Current Issue - May-June 2016 - Vol 19 Issue 4


  1. 2016;19;205-214Local Infiltration Analgesia Versus Regional Blockade for Postoperative Analgesia in Total Knee Arthroplasty: A Meta-analysis of Randomized Controlled Trials
    Systematic Review
    Bin Hu, MD, Tiao Lin, MD, PhD, Shi-gui Yan, MD, Song-lin Tong, MD, Jian-hao Yu, MD, Jian-jie Xu, MD, and Yi-Ming Ying, MD.

BACKGROUND: Total knee arthroplasty (TKA) is one of the most commonly performed procedures while postoperative analgesia still remains challenging. The efficacy and safety of local infiltration analgesia (LIA) versus regional blockade (RB; epidural analgesia and/or peripheral nerve block) for pain management after TKA are controversial.

OBJECTIVES: The purpose of this meta-analysis was to determine whether LIA compared with RB would provide better postoperative pain control, consume less morphine, facilitate early functional recovery, entail a differential risk of side effects and complications, and allow a shorter length of stay.

STUDY DESIGN: This meta-analysis pooled all data published in randomized controlled trials (RCTs) examining the efficacy and safety of LIA versus RB following TKA.

SETTING: The work was performed at Affiliated Cixi Hospital, Wenzhou Medical University.

METHODS: Literature in English was searched using EMBASE, Medline, Cochrane Library, CINAHL, Web of Science, and Scopus from inception to April 2015. RCTs that compared LIA and RB for postoperative analgesia following TKA were included. Methodological quality was assessed using the Cochrane Back Review Group checklist, and a sensitivity analysis was performed. Sixteen RCTs with a total of 1,206 patients were finally included in our study.

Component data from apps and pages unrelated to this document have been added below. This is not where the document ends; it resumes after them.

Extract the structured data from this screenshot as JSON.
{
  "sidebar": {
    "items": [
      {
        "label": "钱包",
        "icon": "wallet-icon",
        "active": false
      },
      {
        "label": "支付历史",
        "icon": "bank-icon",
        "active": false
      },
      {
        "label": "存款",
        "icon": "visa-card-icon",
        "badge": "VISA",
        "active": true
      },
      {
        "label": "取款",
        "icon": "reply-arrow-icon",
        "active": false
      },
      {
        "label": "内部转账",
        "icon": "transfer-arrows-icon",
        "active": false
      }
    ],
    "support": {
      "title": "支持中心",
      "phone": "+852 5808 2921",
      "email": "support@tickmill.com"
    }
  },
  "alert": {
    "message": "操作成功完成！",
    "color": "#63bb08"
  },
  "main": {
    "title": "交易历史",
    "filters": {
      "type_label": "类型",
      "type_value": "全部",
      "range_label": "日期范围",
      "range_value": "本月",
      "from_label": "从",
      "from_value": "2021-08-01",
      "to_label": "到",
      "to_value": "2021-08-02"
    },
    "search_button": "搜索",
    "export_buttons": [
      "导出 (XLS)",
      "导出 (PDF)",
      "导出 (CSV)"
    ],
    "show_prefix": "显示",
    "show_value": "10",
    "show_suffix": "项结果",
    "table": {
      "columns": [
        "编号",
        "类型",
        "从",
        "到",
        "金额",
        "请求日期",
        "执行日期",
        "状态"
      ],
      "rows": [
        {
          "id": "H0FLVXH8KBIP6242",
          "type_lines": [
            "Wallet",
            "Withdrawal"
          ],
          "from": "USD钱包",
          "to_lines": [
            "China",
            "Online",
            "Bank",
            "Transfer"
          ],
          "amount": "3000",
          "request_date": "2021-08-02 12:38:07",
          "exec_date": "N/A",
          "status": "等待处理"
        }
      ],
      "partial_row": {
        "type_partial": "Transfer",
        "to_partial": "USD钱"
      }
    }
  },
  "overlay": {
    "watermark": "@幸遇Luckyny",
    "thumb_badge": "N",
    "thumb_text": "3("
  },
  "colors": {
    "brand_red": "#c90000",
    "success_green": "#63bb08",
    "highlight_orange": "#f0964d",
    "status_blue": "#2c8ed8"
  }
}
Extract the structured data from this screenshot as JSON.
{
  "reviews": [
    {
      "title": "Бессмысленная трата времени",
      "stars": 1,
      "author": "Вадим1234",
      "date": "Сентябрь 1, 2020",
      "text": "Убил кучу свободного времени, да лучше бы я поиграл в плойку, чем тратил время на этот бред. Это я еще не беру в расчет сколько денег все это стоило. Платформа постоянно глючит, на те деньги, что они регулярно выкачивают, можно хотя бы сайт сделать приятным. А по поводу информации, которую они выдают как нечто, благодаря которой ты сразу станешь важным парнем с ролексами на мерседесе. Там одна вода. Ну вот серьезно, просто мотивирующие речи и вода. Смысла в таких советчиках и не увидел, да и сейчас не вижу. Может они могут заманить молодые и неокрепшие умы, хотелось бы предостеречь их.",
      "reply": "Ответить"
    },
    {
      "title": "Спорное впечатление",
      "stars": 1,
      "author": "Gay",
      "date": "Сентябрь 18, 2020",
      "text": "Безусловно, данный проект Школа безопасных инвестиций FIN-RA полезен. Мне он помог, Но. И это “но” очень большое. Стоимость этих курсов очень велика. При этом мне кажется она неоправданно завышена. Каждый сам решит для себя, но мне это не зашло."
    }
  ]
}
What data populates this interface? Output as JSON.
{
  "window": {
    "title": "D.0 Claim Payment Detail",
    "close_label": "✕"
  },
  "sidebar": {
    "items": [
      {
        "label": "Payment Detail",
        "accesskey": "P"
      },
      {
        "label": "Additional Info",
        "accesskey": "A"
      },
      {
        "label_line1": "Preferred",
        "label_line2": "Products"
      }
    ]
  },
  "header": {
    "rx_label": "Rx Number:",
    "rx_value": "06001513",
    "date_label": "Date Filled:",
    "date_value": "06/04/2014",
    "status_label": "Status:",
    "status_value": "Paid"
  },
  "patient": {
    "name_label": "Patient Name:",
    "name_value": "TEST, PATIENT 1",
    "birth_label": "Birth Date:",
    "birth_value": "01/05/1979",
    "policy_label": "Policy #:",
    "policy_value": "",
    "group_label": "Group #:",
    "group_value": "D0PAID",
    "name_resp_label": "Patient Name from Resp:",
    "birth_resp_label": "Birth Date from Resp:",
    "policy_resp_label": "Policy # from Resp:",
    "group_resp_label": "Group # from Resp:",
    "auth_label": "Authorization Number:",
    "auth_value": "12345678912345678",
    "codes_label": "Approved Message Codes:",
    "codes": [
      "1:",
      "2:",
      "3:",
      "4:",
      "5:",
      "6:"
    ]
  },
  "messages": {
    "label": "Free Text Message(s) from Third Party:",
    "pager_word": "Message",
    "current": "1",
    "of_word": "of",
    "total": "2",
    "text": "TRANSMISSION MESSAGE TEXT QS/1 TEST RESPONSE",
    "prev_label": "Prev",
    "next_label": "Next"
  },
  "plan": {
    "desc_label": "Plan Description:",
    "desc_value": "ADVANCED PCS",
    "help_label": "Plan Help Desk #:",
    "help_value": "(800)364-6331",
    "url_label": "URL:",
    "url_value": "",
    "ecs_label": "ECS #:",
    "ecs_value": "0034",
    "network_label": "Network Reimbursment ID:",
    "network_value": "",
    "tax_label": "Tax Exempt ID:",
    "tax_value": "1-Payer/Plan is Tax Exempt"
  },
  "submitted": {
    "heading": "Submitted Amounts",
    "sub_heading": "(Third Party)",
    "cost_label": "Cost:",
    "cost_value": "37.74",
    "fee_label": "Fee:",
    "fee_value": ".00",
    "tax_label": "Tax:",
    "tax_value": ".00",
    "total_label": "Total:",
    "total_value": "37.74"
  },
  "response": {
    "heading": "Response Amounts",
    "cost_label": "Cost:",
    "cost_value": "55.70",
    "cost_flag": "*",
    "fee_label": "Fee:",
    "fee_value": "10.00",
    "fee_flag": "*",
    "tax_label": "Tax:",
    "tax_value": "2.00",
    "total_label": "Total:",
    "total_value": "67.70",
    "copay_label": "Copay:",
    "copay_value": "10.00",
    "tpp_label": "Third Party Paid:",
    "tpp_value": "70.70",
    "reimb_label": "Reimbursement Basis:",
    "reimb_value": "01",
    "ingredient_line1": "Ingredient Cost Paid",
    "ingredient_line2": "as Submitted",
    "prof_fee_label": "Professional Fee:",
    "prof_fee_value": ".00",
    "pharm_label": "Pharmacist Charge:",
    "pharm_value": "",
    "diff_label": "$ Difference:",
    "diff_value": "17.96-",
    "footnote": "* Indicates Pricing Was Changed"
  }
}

RESULTS: The results of our meta-analysis indicate that patients managed by LIA showed significantly lower numeric rating scale (NRS) score at rest (WMD: -0.40 [-0.72, -0.07]; P = 0.02) when compared with those managed by RB. Difference of morphine consumption was not significant (WMD: -1.39 [-7.21, 4.44]; P = 0.64) between the 2 groups. In terms of early functional recovery, the LIA group showed more straight leg raise (RR: 2.90 [2.15, 3.93]; P < 0.00001) on the first postoperative day; better range of motion within one week (WMD: 4.33 [2.61, 6.05]; P < 0.00001), but not at 3 months (WMD: 1.98 [-0.02, 3.98]; P = 0.05); and comparable knee society score (WMD: -8.79 [-27.05, 9.48]; P = 0.35). Length of hospital stay of the LIA group was marginally shorter (WMD: -0.25 [-0.49, -0.01]; P = 0.05) than that of the RB group. Risk of side effects and complications were comparable between groups.

LIMITATIONS: The lack of a standard criterion regarding the technique details of LIA and heterogeneity resulting from the various analgesic components, dosages, and different administration methods might have posed a bias on the results.

CONCLUSION: Our results have indicated that LIA provided better analgesia than RB at rest and preserved quadriceps function in the immediate postoperative period, which may be beneficial to early functional recovery. And its safety profile is reliable. With the biases in our meta-analysis, a rigorous and adequately powered RCT is needed to validate our results.

Key words: Local infiltration analgesia, regional block, peripheral nerve block, epidural analgesia, postoperative analgesia, total knee arthroplasty, meta-analysis, randomized controlled trial